Having read many screenplays, which sometimes give cues to the readers/actors such as shy, bold, flirtatiously, etc. I was wondering if she was citing a famous scene from a well-written screenplay when I came upon the infamous p. 12-13 section with flirting as an XML example.
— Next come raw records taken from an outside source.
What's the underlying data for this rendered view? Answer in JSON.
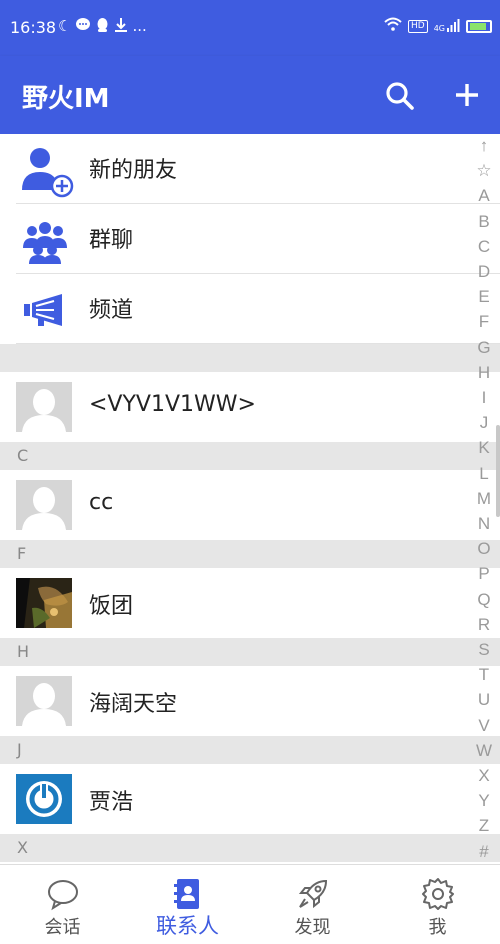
{
  "status_bar": {
    "time": "16:38",
    "left_icons": [
      "moon-icon",
      "chat-bubble-icon",
      "qq-icon",
      "download-icon",
      "more-icon"
    ],
    "right_icons": [
      "wifi-icon",
      "hd-icon",
      "signal-4g-icon",
      "battery-icon"
    ],
    "more": "...",
    "hd": "HD",
    "signal": "4G"
  },
  "app_bar": {
    "title": "野火IM",
    "actions": [
      "search-icon",
      "add-icon"
    ]
  },
  "quick_entries": [
    {
      "label": "新的朋友",
      "icon": "add-friend-icon"
    },
    {
      "label": "群聊",
      "icon": "group-icon"
    },
    {
      "label": "频道",
      "icon": "megaphone-icon"
    }
  ],
  "contacts": [
    {
      "section": "",
      "name": "<VYV1V1WW>",
      "avatar": "default-avatar"
    },
    {
      "section": "C",
      "name": "cc",
      "avatar": "default-avatar"
    },
    {
      "section": "F",
      "name": "饭团",
      "avatar": "photo-avatar"
    },
    {
      "section": "H",
      "name": "海阔天空",
      "avatar": "default-avatar"
    },
    {
      "section": "J",
      "name": "贾浩",
      "avatar": "power-logo-avatar"
    },
    {
      "section": "X",
      "name": "",
      "avatar": ""
    }
  ],
  "index_letters": [
    "↑",
    "☆",
    "A",
    "B",
    "C",
    "D",
    "E",
    "F",
    "G",
    "H",
    "I",
    "J",
    "K",
    "L",
    "M",
    "N",
    "O",
    "P",
    "Q",
    "R",
    "S",
    "T",
    "U",
    "V",
    "W",
    "X",
    "Y",
    "Z",
    "#"
  ],
  "bottom_nav": {
    "items": [
      {
        "label": "会话",
        "icon": "chat-bubble-icon",
        "active": false
      },
      {
        "label": "联系人",
        "icon": "contacts-book-icon",
        "active": true
      },
      {
        "label": "发现",
        "icon": "rocket-icon",
        "active": false
      },
      {
        "label": "我",
        "icon": "gear-icon",
        "active": false
      }
    ]
  },
  "colors": {
    "primary": "#3f5ce0",
    "section_bg": "#e6e6e6",
    "index_text": "#9a9a9a",
    "inactive_nav": "#555555"
  }
}
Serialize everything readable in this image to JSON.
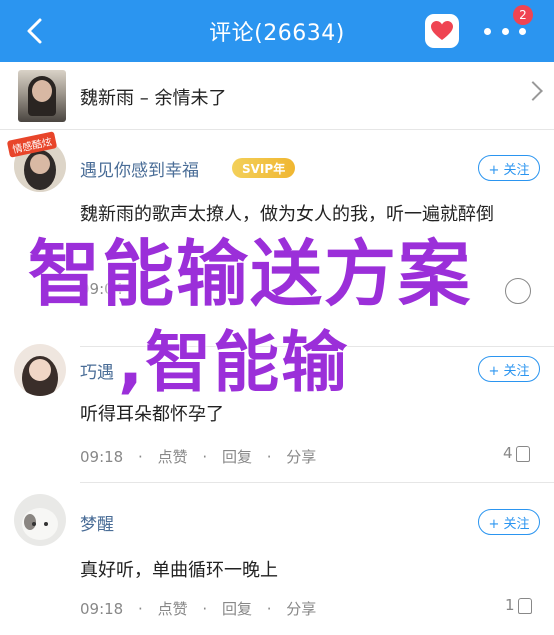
{
  "header": {
    "title": "评论(26634)",
    "notification_count": "2",
    "accent": "#2b95f0"
  },
  "song": {
    "title": "魏新雨 – 余情未了"
  },
  "comments": [
    {
      "user": "遇见你感到幸福",
      "badge": "SVIP年",
      "follow": "+ 关注",
      "text": "魏新雨的歌声太撩人，做为女人的我，听一遍就醉倒",
      "meta_time": "09:04",
      "meta_like": "",
      "meta_reply": "",
      "meta_share": "",
      "likes": "",
      "avatar_tag": "情感酷炫"
    },
    {
      "user": "巧遇",
      "follow": "+ 关注",
      "text": "听得耳朵都怀孕了",
      "meta_time": "09:18",
      "meta_like": "点赞",
      "meta_reply": "回复",
      "meta_share": "分享",
      "likes": "4"
    },
    {
      "user": "梦醒",
      "follow": "+ 关注",
      "text": "真好听，单曲循环一晚上",
      "meta_time": "09:18",
      "meta_like": "点赞",
      "meta_reply": "回复",
      "meta_share": "分享",
      "likes": "1"
    }
  ],
  "watermark": {
    "line1": "智能输送方案",
    "line2": ",智能输",
    "color": "#9b2fd9"
  }
}
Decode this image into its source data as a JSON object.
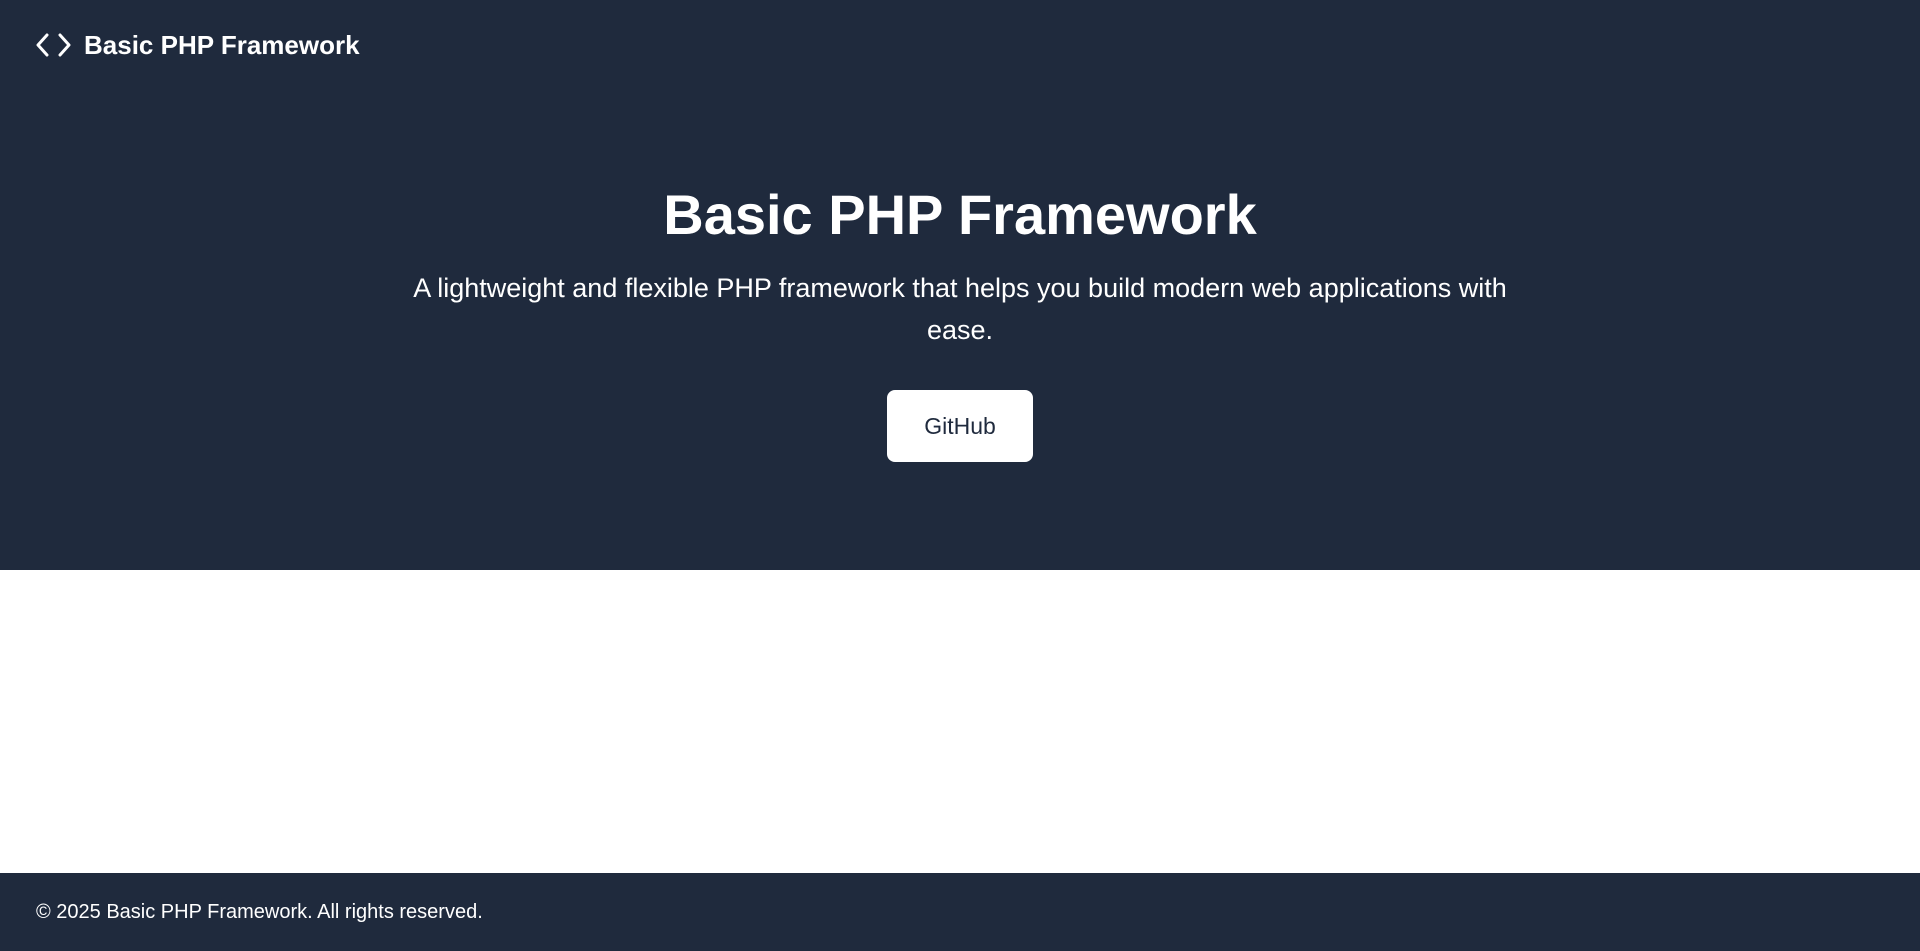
{
  "navbar": {
    "brand_name": "Basic PHP Framework",
    "brand_icon": "code-icon"
  },
  "hero": {
    "title": "Basic PHP Framework",
    "subtitle": "A lightweight and flexible PHP framework that helps you build modern web applications with ease.",
    "button_label": "GitHub"
  },
  "footer": {
    "text": "© 2025 Basic PHP Framework. All rights reserved."
  },
  "colors": {
    "primary_dark": "#1f2a3d",
    "text_light": "#ffffff",
    "background": "#ffffff"
  }
}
I was so perplexed about it that I took to search (apologies to Ramsay) and Googled:
“why does johanna drucker use flirting as XML example in speclab?”
Here are the results: DruckerFlirtingExampleGoogleSearchYieldScreenShot
Hannah’s “hot take” post is in the Top 10 search yield results for my Googled question.
I realized the Drucker passage is not from a screenplay and I also got a clue toward WHY she uses flirting, from the search yield results, due to a sentence being highlighted, which I’d also highlighted while reading:
“In the [flirting] example… the concept of ‘flirtation’ is far more elastic than that of ‘conversation'”.
My first thought to myself was, why didn’t she use a less charged example like coughing to demonstrate a concept far more elastic than conversation?
So I have to wonder if she purposely used “flirting” to inject a feminist agenda, much like Donna Haraway does in The Cyborg Manifesto. Maybe I’m reading in to it too much.
Personally speaking, the flirting example coming so early on in the reading was distracting to me. I was simultaneously trying to rectify flirting as an XML example while also trying to grasp the data science of XML which Drucker attempts to illustrate through it. Very circuit jamming. And it catalyzed the conversation over in Hannah’s “What the hell, Drucker?” thread about using this very flawed “sexist” example to demonstrate plasticity in XML (agreed) which Patrick noted to Hannah detracted from the XML itself (also agreed).
So, in my opinion, while Ramsay is successful in illustrating search/browse with the unique example of Zappa/Varese, Drucker is not as successful in illustrating XML with her unusual choice of flirting.
Back to savoring Ramsay after some dinner…